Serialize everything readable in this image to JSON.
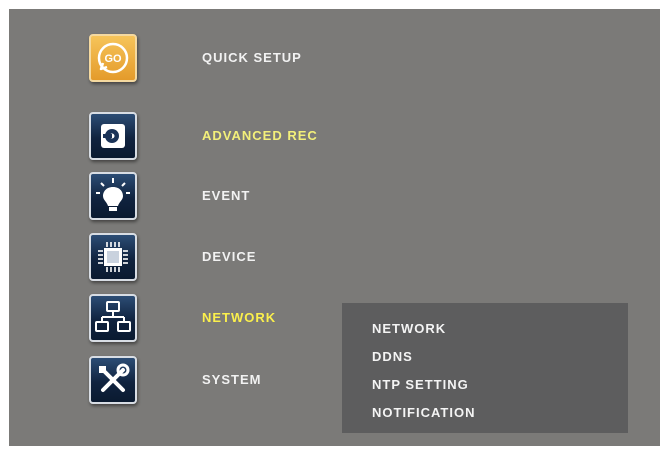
{
  "menu": {
    "items": [
      {
        "label": "QUICK SETUP",
        "icon": "go-icon",
        "state": "normal"
      },
      {
        "label": "ADVANCED REC",
        "icon": "hard-disk-icon",
        "state": "accent"
      },
      {
        "label": "EVENT",
        "icon": "light-bulb-icon",
        "state": "normal"
      },
      {
        "label": "DEVICE",
        "icon": "chip-icon",
        "state": "normal"
      },
      {
        "label": "NETWORK",
        "icon": "network-icon",
        "state": "active"
      },
      {
        "label": "SYSTEM",
        "icon": "tools-icon",
        "state": "normal"
      }
    ]
  },
  "go_icon_text": "GO",
  "submenu": {
    "items": [
      {
        "label": "NETWORK"
      },
      {
        "label": "DDNS"
      },
      {
        "label": "NTP SETTING"
      },
      {
        "label": "NOTIFICATION"
      }
    ]
  },
  "colors": {
    "background": "#7b7a78",
    "submenu_panel": "#5d5d5e",
    "active_label": "#fbf04c",
    "accent_label": "#f3f07a",
    "label": "#f2f2f2"
  }
}
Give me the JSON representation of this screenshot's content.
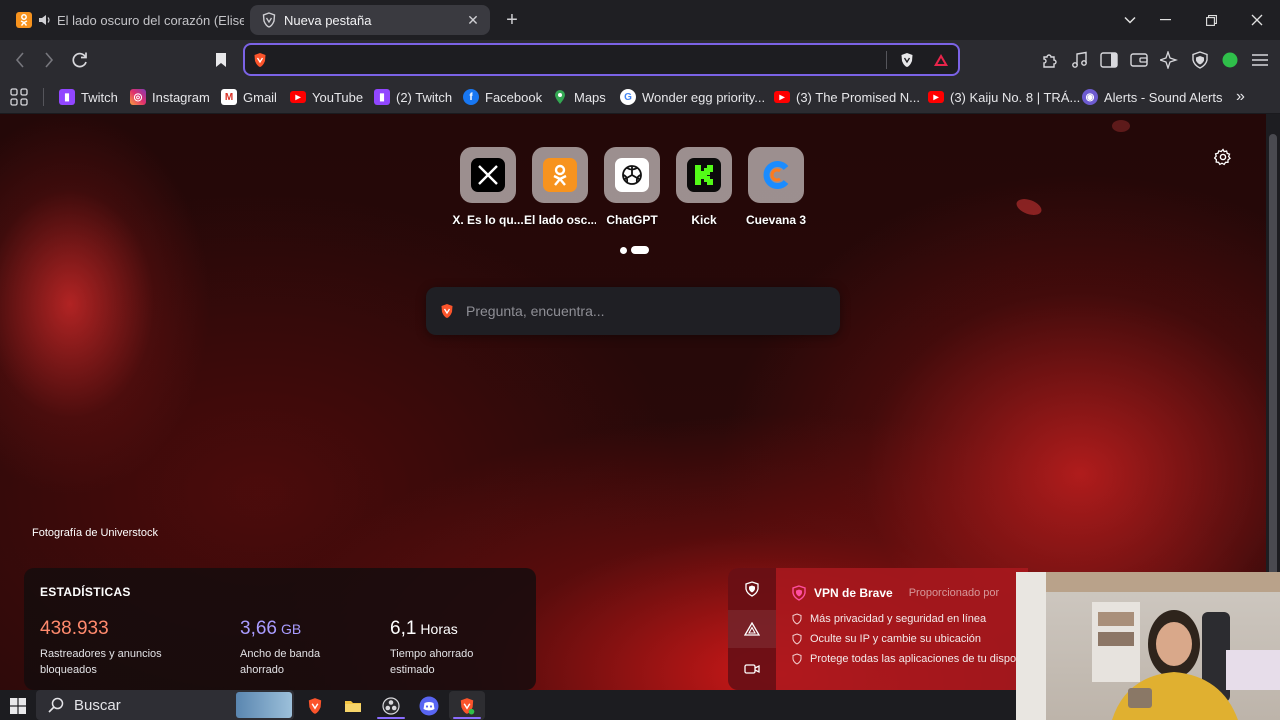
{
  "tabs": [
    {
      "title": "El lado oscuro del corazón (Eliseo"
    },
    {
      "title": "Nueva pestaña"
    }
  ],
  "bookmarks": [
    {
      "label": "Twitch",
      "icon": "twitch-icon"
    },
    {
      "label": "Instagram",
      "icon": "instagram-icon"
    },
    {
      "label": "Gmail",
      "icon": "gmail-icon"
    },
    {
      "label": "YouTube",
      "icon": "youtube-icon"
    },
    {
      "label": "(2) Twitch",
      "icon": "twitch-icon"
    },
    {
      "label": "Facebook",
      "icon": "facebook-icon"
    },
    {
      "label": "Maps",
      "icon": "maps-icon"
    },
    {
      "label": "Wonder egg priority...",
      "icon": "google-icon"
    },
    {
      "label": "(3) The Promised N...",
      "icon": "youtube-icon"
    },
    {
      "label": "(3) Kaiju No. 8 | TRÁ...",
      "icon": "youtube-icon"
    },
    {
      "label": "Alerts - Sound Alerts",
      "icon": "soundalerts-icon"
    }
  ],
  "top_sites": [
    {
      "label": "X. Es lo qu...",
      "icon": "x-icon"
    },
    {
      "label": "El lado osc...",
      "icon": "odnoklassniki-icon"
    },
    {
      "label": "ChatGPT",
      "icon": "chatgpt-icon"
    },
    {
      "label": "Kick",
      "icon": "kick-icon"
    },
    {
      "label": "Cuevana 3",
      "icon": "cuevana-icon"
    }
  ],
  "search": {
    "placeholder": "Pregunta, encuentra..."
  },
  "background_credit": "Fotografía de Universtock",
  "stats": {
    "title": "ESTADÍSTICAS",
    "trackers": {
      "value": "438.933",
      "desc1": "Rastreadores y anuncios",
      "desc2": "bloqueados"
    },
    "bandwidth": {
      "value": "3,66",
      "unit": "GB",
      "desc1": "Ancho de banda",
      "desc2": "ahorrado"
    },
    "time": {
      "value": "6,1",
      "unit": "Horas",
      "desc1": "Tiempo ahorrado",
      "desc2": "estimado"
    }
  },
  "vpn": {
    "title": "VPN de Brave",
    "provider": "Proporcionado por",
    "features": [
      "Más privacidad y seguridad en línea",
      "Oculte su IP y cambie su ubicación",
      "Protege todas las aplicaciones de tu dispo"
    ]
  },
  "taskbar": {
    "search_label": "Buscar"
  },
  "colors": {
    "accent": "#7b63e6",
    "trackers": "#ff8a6d",
    "bandwidth": "#a99cff",
    "brave": "#fb542b"
  }
}
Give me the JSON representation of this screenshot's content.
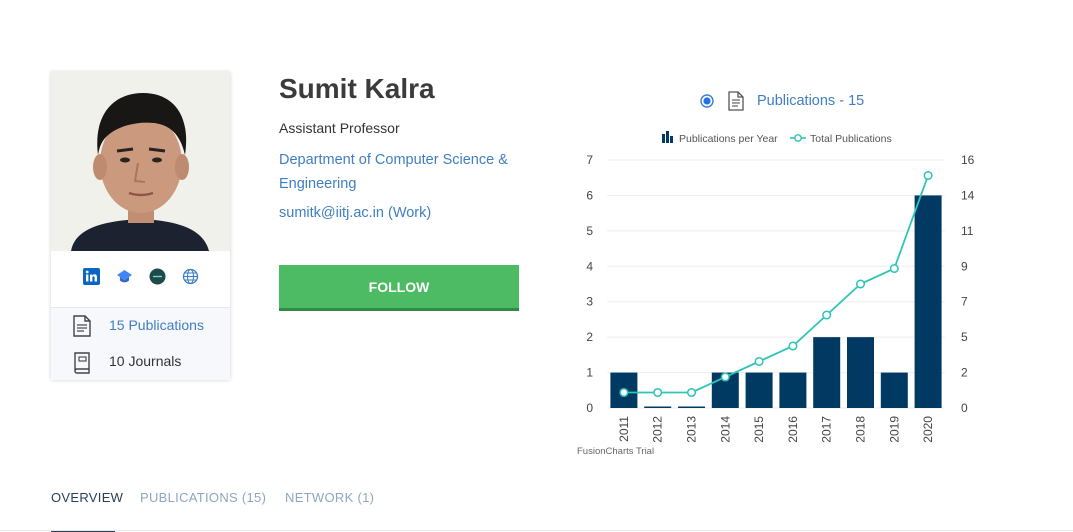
{
  "profile": {
    "name": "Sumit Kalra",
    "role": "Assistant Professor",
    "department": "Department of Computer Science & Engineering",
    "email": "sumitk@iitj.ac.in (Work)",
    "follow_label": "FOLLOW",
    "socials": [
      "linkedin-icon",
      "scholar-cap-icon",
      "researchgate-icon",
      "globe-icon"
    ],
    "stats": {
      "publications": "15 Publications",
      "journals": "10 Journals"
    }
  },
  "chart_header": {
    "label": "Publications - 15"
  },
  "chart_data": {
    "type": "bar",
    "categories": [
      "2011",
      "2012",
      "2013",
      "2014",
      "2015",
      "2016",
      "2017",
      "2018",
      "2019",
      "2020"
    ],
    "series": [
      {
        "name": "Publications per Year",
        "type": "bar",
        "axis": "left",
        "values": [
          1,
          0,
          0,
          1,
          1,
          1,
          2,
          2,
          1,
          6
        ]
      },
      {
        "name": "Total Publications",
        "type": "line",
        "axis": "right",
        "values": [
          1,
          1,
          1,
          2,
          3,
          4,
          6,
          8,
          9,
          15
        ]
      }
    ],
    "y_left_ticks": [
      "0",
      "1",
      "2",
      "3",
      "4",
      "5",
      "6",
      "7"
    ],
    "y_right_ticks": [
      "0",
      "2",
      "5",
      "7",
      "9",
      "11",
      "14",
      "16"
    ],
    "ylim_left": [
      0,
      7
    ],
    "ylim_right": [
      0,
      16
    ],
    "legend_position": "top",
    "watermark": "FusionCharts Trial",
    "colors": {
      "bar": "#003a63",
      "line": "#2ec4b6",
      "grid": "#eeeeee"
    }
  },
  "tabs": [
    {
      "label": "OVERVIEW"
    },
    {
      "label": "PUBLICATIONS (15)"
    },
    {
      "label": "NETWORK (1)"
    }
  ],
  "colors": {
    "accent": "#3f7fc1",
    "follow": "#4cbb63",
    "tab_active": "#2a3f57"
  }
}
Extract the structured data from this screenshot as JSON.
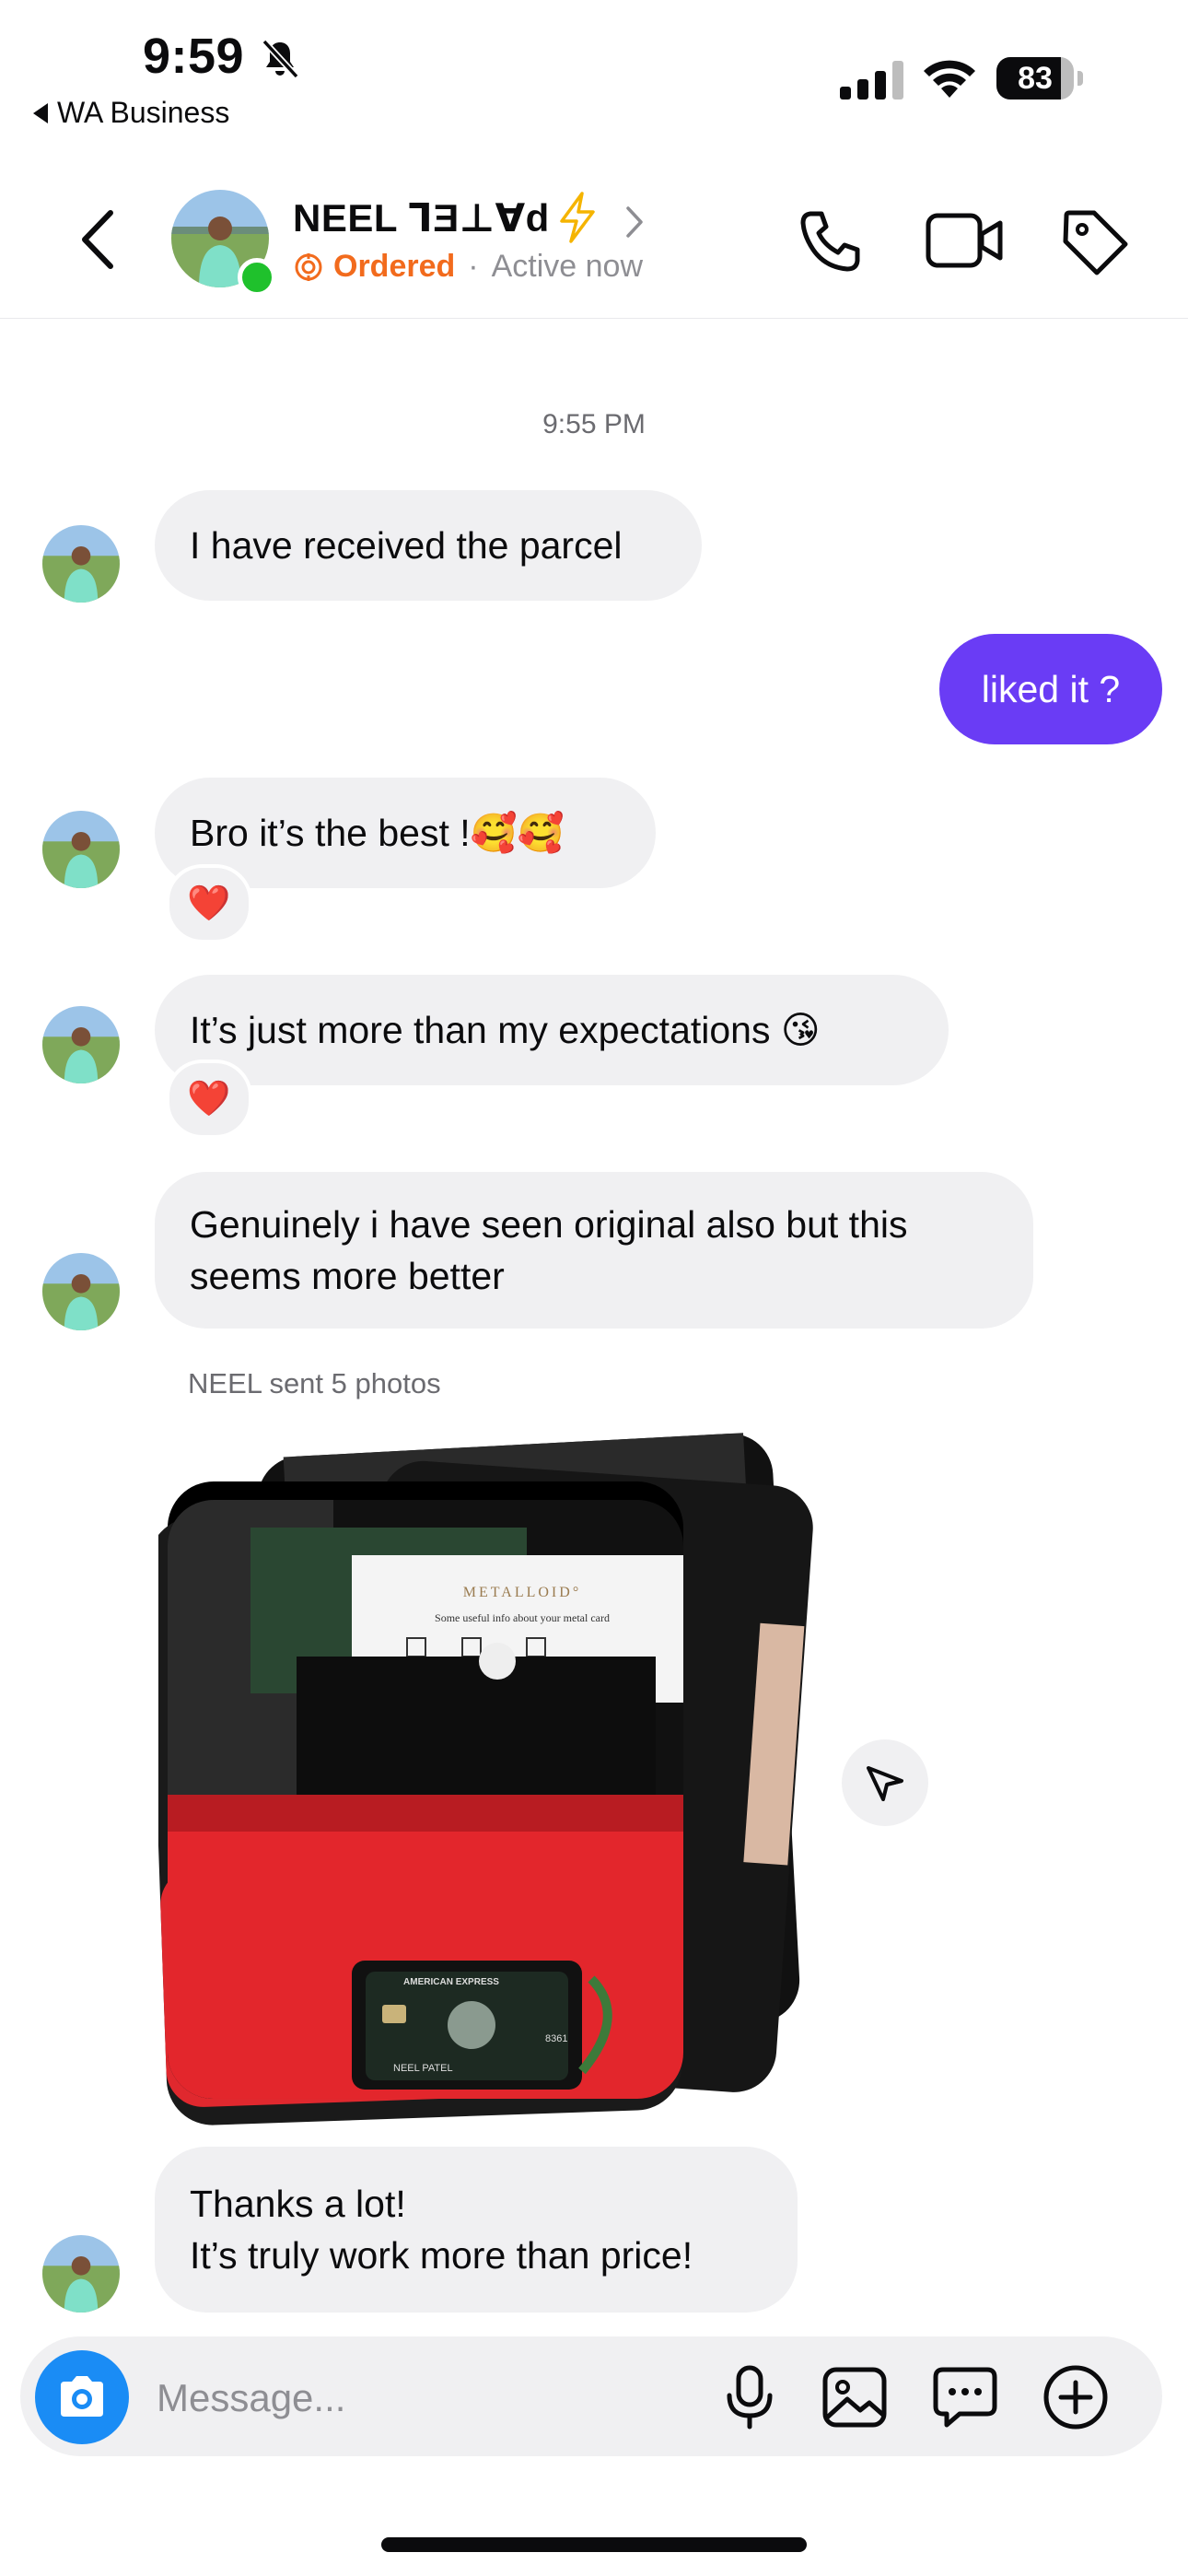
{
  "status_bar": {
    "time": "9:59",
    "back_app": "WA Business",
    "battery_level": "83",
    "battery_fraction": 0.83
  },
  "header": {
    "contact_name": "NEEL ᒣƎ⊥∀d",
    "label": "Ordered",
    "separator": "·",
    "presence": "Active now",
    "accent_color": "#f26b1d",
    "online_color": "#1fc12c"
  },
  "chat": {
    "timestamp": "9:55 PM",
    "messages": [
      {
        "text": "I have received the parcel"
      },
      {
        "text": "liked it ?"
      },
      {
        "text": "Bro it’s the best !🥰🥰",
        "reaction": "❤️"
      },
      {
        "text": "It’s just more than my expectations 😘",
        "reaction": "❤️"
      },
      {
        "lines": [
          "Genuinely i have seen original also but this",
          "seems more better"
        ]
      },
      {
        "lines": [
          "Thanks a lot!",
          "It’s truly work more than price!"
        ]
      }
    ],
    "photos_label": "NEEL sent 5 photos",
    "photo": {
      "card_brand": "AMERICAN EXPRESS",
      "card_name": "NEEL PATEL",
      "card_digits": "8361",
      "sheet_brand": "METALLOID°",
      "sheet_caption": "Some useful info about your metal card"
    },
    "outgoing_color": "#6a3cf5"
  },
  "composer": {
    "placeholder": "Message...",
    "camera_color": "#1a8cf5"
  }
}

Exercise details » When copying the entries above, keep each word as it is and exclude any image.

Answer to this problem »
Serialize everything readable in this image to JSON.
{
  "menu": {
    "items": [
      {
        "label": "QUICK SETUP",
        "icon": "go-icon",
        "state": "normal"
      },
      {
        "label": "ADVANCED REC",
        "icon": "hard-disk-icon",
        "state": "accent"
      },
      {
        "label": "EVENT",
        "icon": "light-bulb-icon",
        "state": "normal"
      },
      {
        "label": "DEVICE",
        "icon": "chip-icon",
        "state": "normal"
      },
      {
        "label": "NETWORK",
        "icon": "network-icon",
        "state": "active"
      },
      {
        "label": "SYSTEM",
        "icon": "tools-icon",
        "state": "normal"
      }
    ]
  },
  "go_icon_text": "GO",
  "submenu": {
    "items": [
      {
        "label": "NETWORK"
      },
      {
        "label": "DDNS"
      },
      {
        "label": "NTP SETTING"
      },
      {
        "label": "NOTIFICATION"
      }
    ]
  },
  "colors": {
    "background": "#7b7a78",
    "submenu_panel": "#5d5d5e",
    "active_label": "#fbf04c",
    "accent_label": "#f3f07a",
    "label": "#f2f2f2"
  }
}
Give me the JSON representation of this screenshot's content.
{
  "tabs": [
    {
      "title": "El lado oscuro del corazón (Eliseo"
    },
    {
      "title": "Nueva pestaña"
    }
  ],
  "bookmarks": [
    {
      "label": "Twitch",
      "icon": "twitch-icon"
    },
    {
      "label": "Instagram",
      "icon": "instagram-icon"
    },
    {
      "label": "Gmail",
      "icon": "gmail-icon"
    },
    {
      "label": "YouTube",
      "icon": "youtube-icon"
    },
    {
      "label": "(2) Twitch",
      "icon": "twitch-icon"
    },
    {
      "label": "Facebook",
      "icon": "facebook-icon"
    },
    {
      "label": "Maps",
      "icon": "maps-icon"
    },
    {
      "label": "Wonder egg priority...",
      "icon": "google-icon"
    },
    {
      "label": "(3) The Promised N...",
      "icon": "youtube-icon"
    },
    {
      "label": "(3) Kaiju No. 8 | TRÁ...",
      "icon": "youtube-icon"
    },
    {
      "label": "Alerts - Sound Alerts",
      "icon": "soundalerts-icon"
    }
  ],
  "top_sites": [
    {
      "label": "X. Es lo qu...",
      "icon": "x-icon"
    },
    {
      "label": "El lado osc...",
      "icon": "odnoklassniki-icon"
    },
    {
      "label": "ChatGPT",
      "icon": "chatgpt-icon"
    },
    {
      "label": "Kick",
      "icon": "kick-icon"
    },
    {
      "label": "Cuevana 3",
      "icon": "cuevana-icon"
    }
  ],
  "search": {
    "placeholder": "Pregunta, encuentra..."
  },
  "background_credit": "Fotografía de Universtock",
  "stats": {
    "title": "ESTADÍSTICAS",
    "trackers": {
      "value": "438.933",
      "desc1": "Rastreadores y anuncios",
      "desc2": "bloqueados"
    },
    "bandwidth": {
      "value": "3,66",
      "unit": "GB",
      "desc1": "Ancho de banda",
      "desc2": "ahorrado"
    },
    "time": {
      "value": "6,1",
      "unit": "Horas",
      "desc1": "Tiempo ahorrado",
      "desc2": "estimado"
    }
  },
  "vpn": {
    "title": "VPN de Brave",
    "provider": "Proporcionado por",
    "features": [
      "Más privacidad y seguridad en línea",
      "Oculte su IP y cambie su ubicación",
      "Protege todas las aplicaciones de tu dispo"
    ]
  },
  "taskbar": {
    "search_label": "Buscar"
  },
  "colors": {
    "accent": "#7b63e6",
    "trackers": "#ff8a6d",
    "bandwidth": "#a99cff",
    "brave": "#fb542b"
  }
}
Give me the JSON representation of this screenshot's content.
{
  "profile": {
    "name": "Sumit Kalra",
    "role": "Assistant Professor",
    "department": "Department of Computer Science & Engineering",
    "email": "sumitk@iitj.ac.in (Work)",
    "follow_label": "FOLLOW",
    "socials": [
      "linkedin-icon",
      "scholar-cap-icon",
      "researchgate-icon",
      "globe-icon"
    ],
    "stats": {
      "publications": "15 Publications",
      "journals": "10 Journals"
    }
  },
  "chart_header": {
    "label": "Publications - 15"
  },
  "chart_data": {
    "type": "bar",
    "categories": [
      "2011",
      "2012",
      "2013",
      "2014",
      "2015",
      "2016",
      "2017",
      "2018",
      "2019",
      "2020"
    ],
    "series": [
      {
        "name": "Publications per Year",
        "type": "bar",
        "axis": "left",
        "values": [
          1,
          0,
          0,
          1,
          1,
          1,
          2,
          2,
          1,
          6
        ]
      },
      {
        "name": "Total Publications",
        "type": "line",
        "axis": "right",
        "values": [
          1,
          1,
          1,
          2,
          3,
          4,
          6,
          8,
          9,
          15
        ]
      }
    ],
    "y_left_ticks": [
      "0",
      "1",
      "2",
      "3",
      "4",
      "5",
      "6",
      "7"
    ],
    "y_right_ticks": [
      "0",
      "2",
      "5",
      "7",
      "9",
      "11",
      "14",
      "16"
    ],
    "ylim_left": [
      0,
      7
    ],
    "ylim_right": [
      0,
      16
    ],
    "legend_position": "top",
    "watermark": "FusionCharts Trial",
    "colors": {
      "bar": "#003a63",
      "line": "#2ec4b6",
      "grid": "#eeeeee"
    }
  },
  "tabs": [
    {
      "label": "OVERVIEW"
    },
    {
      "label": "PUBLICATIONS (15)"
    },
    {
      "label": "NETWORK (1)"
    }
  ],
  "colors": {
    "accent": "#3f7fc1",
    "follow": "#4cbb63",
    "tab_active": "#2a3f57"
  }
}
Extract the structured data from this screenshot as JSON.
{
  "status_bar": {
    "time": "9:59",
    "back_app": "WA Business",
    "battery_level": "83",
    "battery_fraction": 0.83
  },
  "header": {
    "contact_name": "NEEL ᒣƎ⊥∀d",
    "label": "Ordered",
    "separator": "·",
    "presence": "Active now",
    "accent_color": "#f26b1d",
    "online_color": "#1fc12c"
  },
  "chat": {
    "timestamp": "9:55 PM",
    "messages": [
      {
        "text": "I have received the parcel"
      },
      {
        "text": "liked it ?"
      },
      {
        "text": "Bro it’s the best !🥰🥰",
        "reaction": "❤️"
      },
      {
        "text": "It’s just more than my expectations 😘",
        "reaction": "❤️"
      },
      {
        "lines": [
          "Genuinely i have seen original also but this",
          "seems more better"
        ]
      },
      {
        "lines": [
          "Thanks a lot!",
          "It’s truly work more than price!"
        ]
      }
    ],
    "photos_label": "NEEL sent 5 photos",
    "photo": {
      "card_brand": "AMERICAN EXPRESS",
      "card_name": "NEEL PATEL",
      "card_digits": "8361",
      "sheet_brand": "METALLOID°",
      "sheet_caption": "Some useful info about your metal card"
    },
    "outgoing_color": "#6a3cf5"
  },
  "composer": {
    "placeholder": "Message...",
    "camera_color": "#1a8cf5"
  }
}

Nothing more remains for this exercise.